[0049] Although the present invention has been described in relation to particular embodiments thereof, many other variations and modifications and other uses will become apparent to those skilled in the art. It is preferred, therefore, that the present invention be limited not by the specific disclosure herein, but only by the appended claims.

Referenced by
Citing PatentFiling datePublication dateApplicantTitle
US7207752Feb 3, 2004Apr 24, 2007Star Cutter CompanyReamer and method for reaming
US8043032Jun 16, 2006Oct 25, 2011Mapel Fabrik Fur Prazisionswerkzeuge Dr. Kress KgInterchangeable tool part for a reamer
EP2745967A1 *Dec 23, 2013Jun 25, 2014WFL Millturn Technologies GmbH & Co. KGMethod for machining a hollow workpiece clamped on a machine tool
Classifications
U.S. Classification408/199, 408/713, 408/231
International ClassificationB23D77/02
Cooperative ClassificationY10S408/713, B23D2277/46, B23D77/02
European ClassificationB23D77/02
Legal Events
DateCodeEventDescription
Jun 28, 2010FPAYFee payment
Year of fee payment: 8
Jun 23, 2006FPAYFee payment
Year of fee payment: 4
Sep 27, 2001ASAssignment
Owner name: MAPAL, FABRIK FUR PRAZISIONSWERKZEUGE DR. KRESS KG
Free format text: ASSIGNMENT OF ASSIGNORS INTEREST;ASSIGNORS:KRESS, DIETER;HABERLE, FRIEDRICH;REEL/FRAME:012201/0583
Effective date: 20010709
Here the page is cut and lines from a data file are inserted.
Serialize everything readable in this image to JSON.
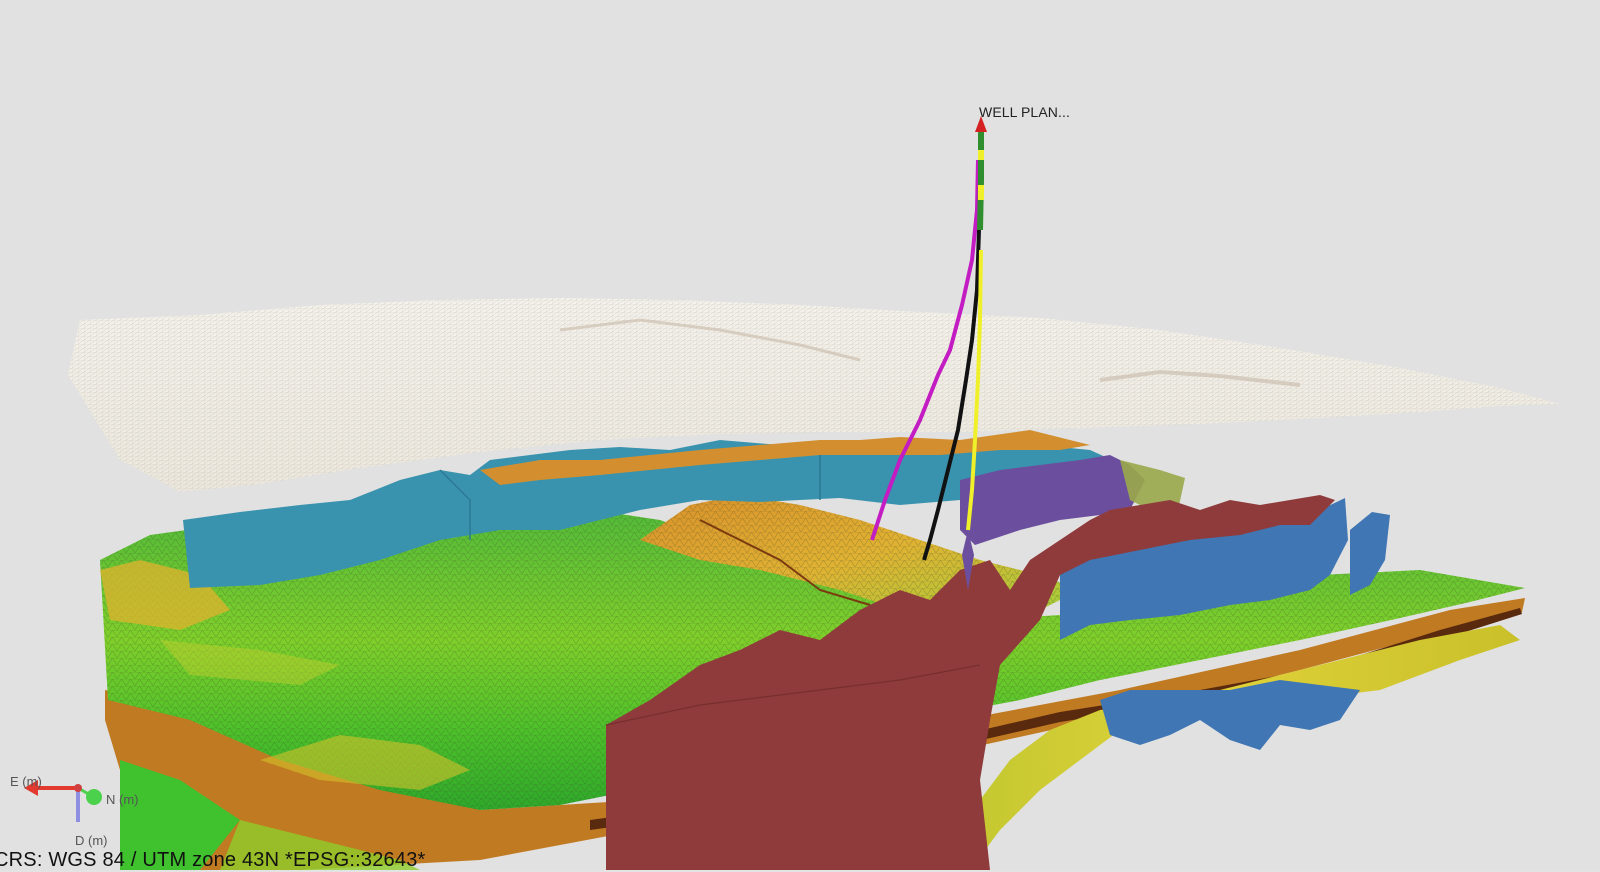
{
  "viewport": {
    "background": "#e1e1e1"
  },
  "scene": {
    "well_label": "WELL PLAN...",
    "crs_label": "CRS: WGS 84 / UTM zone 43N *EPSG::32643*"
  },
  "axes": {
    "e_label": "E (m)",
    "n_label": "N (m)",
    "d_label": "D (m)",
    "e_color": "#e23a2e",
    "n_color": "#4bd14b",
    "d_color": "#8e8fe0"
  },
  "colors": {
    "topo_surface": "#f1efe8",
    "horizon_surface_green": "#6fc437",
    "horizon_surface_orange": "#d9932e",
    "fault_teal": "#3a93ae",
    "fault_red": "#8f3b3b",
    "fault_blue": "#3f76b3",
    "fault_purple": "#6b4f9e",
    "horizon_yellow": "#d4c52c",
    "well_magenta": "#c21cc2",
    "well_black": "#111111",
    "well_yellow": "#f0f02a",
    "well_green": "#2f8f2f"
  }
}
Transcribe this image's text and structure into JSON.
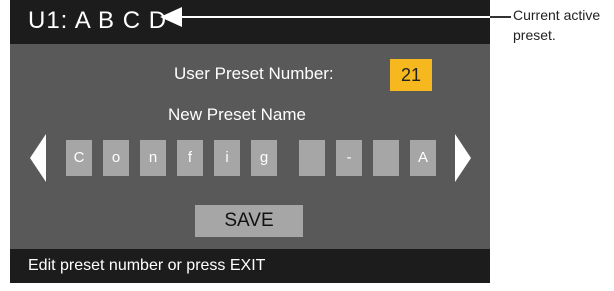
{
  "header": {
    "current_preset": "U1: A B C D"
  },
  "preset": {
    "number_label": "User Preset Number:",
    "number_value": "21",
    "number_color": "#f5b81f"
  },
  "name_editor": {
    "label": "New Preset Name",
    "characters": [
      "C",
      "o",
      "n",
      "f",
      "i",
      "g",
      "",
      "-",
      "",
      "A"
    ]
  },
  "save": {
    "label": "SAVE"
  },
  "status": {
    "text": "Edit preset number or press EXIT"
  },
  "callout": {
    "text": "Current active preset."
  },
  "icons": {
    "left": "left-arrow-icon",
    "right": "right-arrow-icon",
    "pointer": "pointer-arrow-icon"
  },
  "colors": {
    "screen_bg": "#595959",
    "bar_bg": "#1c1c1c",
    "cell_bg": "#a6a6a6"
  }
}
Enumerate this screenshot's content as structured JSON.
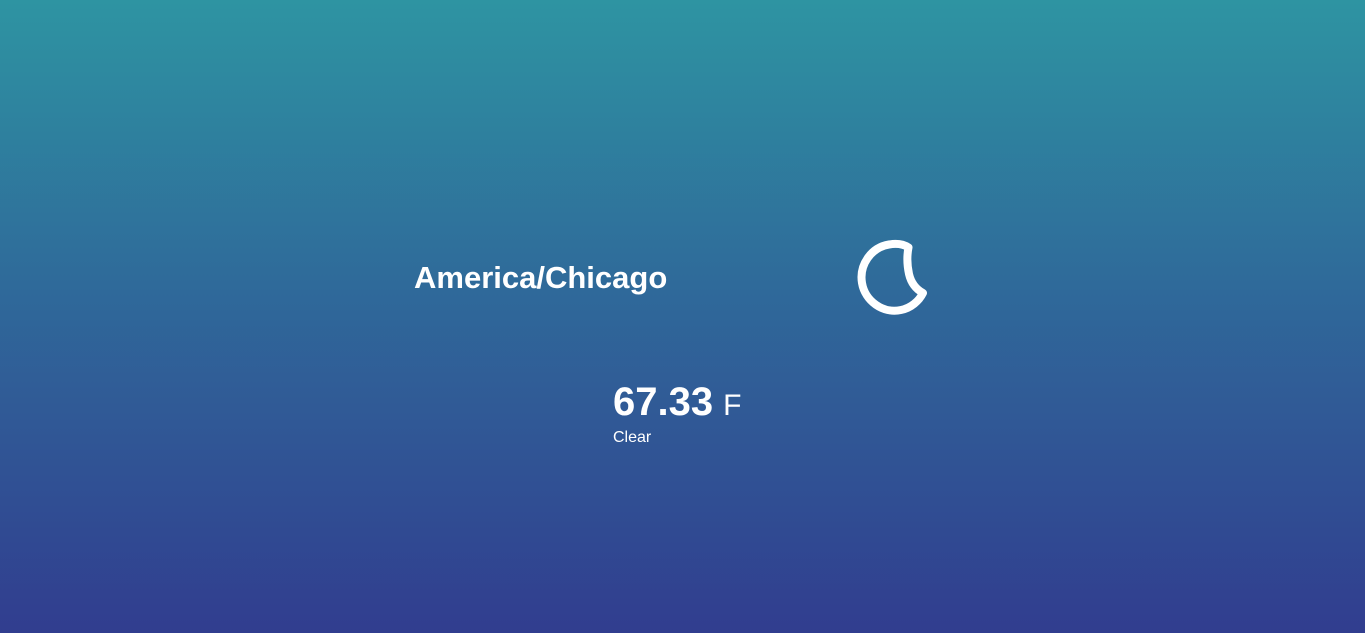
{
  "location": {
    "timezone": "America/Chicago"
  },
  "weather": {
    "icon": "moon-icon",
    "temperature": "67.33",
    "unit": "F",
    "description": "Clear"
  },
  "colors": {
    "gradient_top": "#2e94a2",
    "gradient_middle": "#2f6a9a",
    "gradient_bottom": "#313d8f",
    "text": "#ffffff"
  }
}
Free format text: ASSIGNMENT OF ASSIGNORS INTEREST;ASSIGNORS:KRESS, DIETER /AR;REEL/FRAME:012201/0583